Almost 200,000 teachers are now teaching abroad. Even more are heading that way thanks to the significant growth in the number of international school jobs.


According to ISC Research, an organization that tracks developments in the international schools market, in the last year over 500 new English-speaking international schools were opened across the globe. The most development happening in the United Arab Emirates, Qatar, Spain, and China, employing a total of 192,000 teachers.


The 2010–2011 recruitment for new teachers to international schools proved to be the biggest ever.


“Recruiters from most of the 5,000 international schools around the globe are looking for qualified teachers with good experience from English-speaking countries,” says Andrew Wigford, director of Teachers International Consultancy, an organization that specializes in the recruitment of teachers for international schools.

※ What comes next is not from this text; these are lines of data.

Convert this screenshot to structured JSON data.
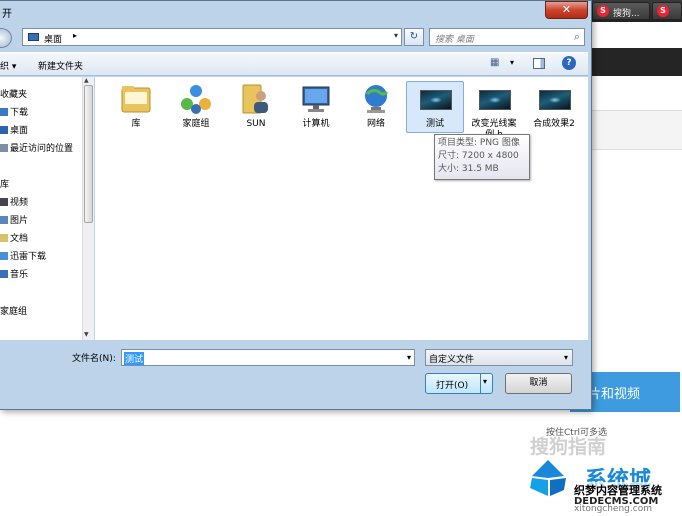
{
  "browser": {
    "tab1_label": "搜狗...",
    "tab2_label": "S"
  },
  "page": {
    "upload_button_label": "片和视频",
    "hint": "按住Ctrl可多选"
  },
  "watermarks": {
    "sogou": "搜狗指南",
    "brand": "系统城",
    "site_name": "织梦内容管理系统",
    "domain": "DEDECMS.COM",
    "url": "xitongcheng.com"
  },
  "dialog": {
    "title": "开",
    "close_label": "✕",
    "address": {
      "crumb": "桌面",
      "crumb_arrow": "▸",
      "dropdown": "▾"
    },
    "refresh_label": "↻",
    "search_placeholder": "搜索 桌面",
    "toolbar": {
      "organize_label": "织 ▾",
      "new_folder_label": "新建文件夹",
      "help_label": "?"
    },
    "nav": {
      "items": [
        {
          "label": "收藏夹"
        },
        {
          "label": "下载"
        },
        {
          "label": "桌面"
        },
        {
          "label": "最近访问的位置"
        },
        {
          "label": "库"
        },
        {
          "label": "视频"
        },
        {
          "label": "图片"
        },
        {
          "label": "文档"
        },
        {
          "label": "迅雷下载"
        },
        {
          "label": "音乐"
        },
        {
          "label": "家庭组"
        }
      ]
    },
    "files": [
      {
        "label": "库",
        "icon": "library-icon"
      },
      {
        "label": "家庭组",
        "icon": "homegroup-icon"
      },
      {
        "label": "SUN",
        "icon": "user-folder-icon"
      },
      {
        "label": "计算机",
        "icon": "computer-icon"
      },
      {
        "label": "网络",
        "icon": "network-icon"
      },
      {
        "label": "测试",
        "icon": "image-thumbnail-icon"
      },
      {
        "label": "改变光线案例.html",
        "label_visible": "改变光线案\n例.h",
        "icon": "image-thumbnail-icon"
      },
      {
        "label": "合成效果2",
        "icon": "image-thumbnail-icon"
      }
    ],
    "tooltip": {
      "line1": "项目类型: PNG 图像",
      "line2": "尺寸: 7200 x 4800",
      "line3": "大小: 31.5 MB"
    },
    "filename_label": "文件名(N):",
    "filename_value": "测试",
    "filetype_value": "自定义文件",
    "open_label": "打开(O)",
    "cancel_label": "取消"
  }
}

“Britain has a particularly good reputation for the skills of its teachers,” he says. “Not only is English the language of choice for international schools wherever they are located in the world, but the abilities of British teachers are particularly highly prized throughout the international school system. Once you’ve taught for a few years in the UK, you can literally get a job anywhere in the world.”


Many international schools not only offer competitive salaries and accommodation as part of the package, they can also be a fast-track to career development. But it isn’t just young, ambitious teachers who are taking up foreign posts.


“More and more teachers on sabbatical, supply work, and teachers taking early retirement in this country are grabbing the opportunity of traveling the world this way, as well as teaching couples with families,” says Andrew.


International schools are renowned for their small class sizes, excellent resources and exceptional facilities. Many of them follow standardized international programs, such as International Baccalaureate or the International Primary Curriculum. But many teachers simply don’t realize the opportunities available to them.


“Many teachers don’t know that there are short-term contracts, long-term supply opportunities and the chance to move on to another post in another country after two or three years,” says Andrew.


“We also find many teachers haven’t applied sooner because they were under the misunderstanding that they needed to speak a foreign language. That is not the case. It’s their teaching skills that are valued.”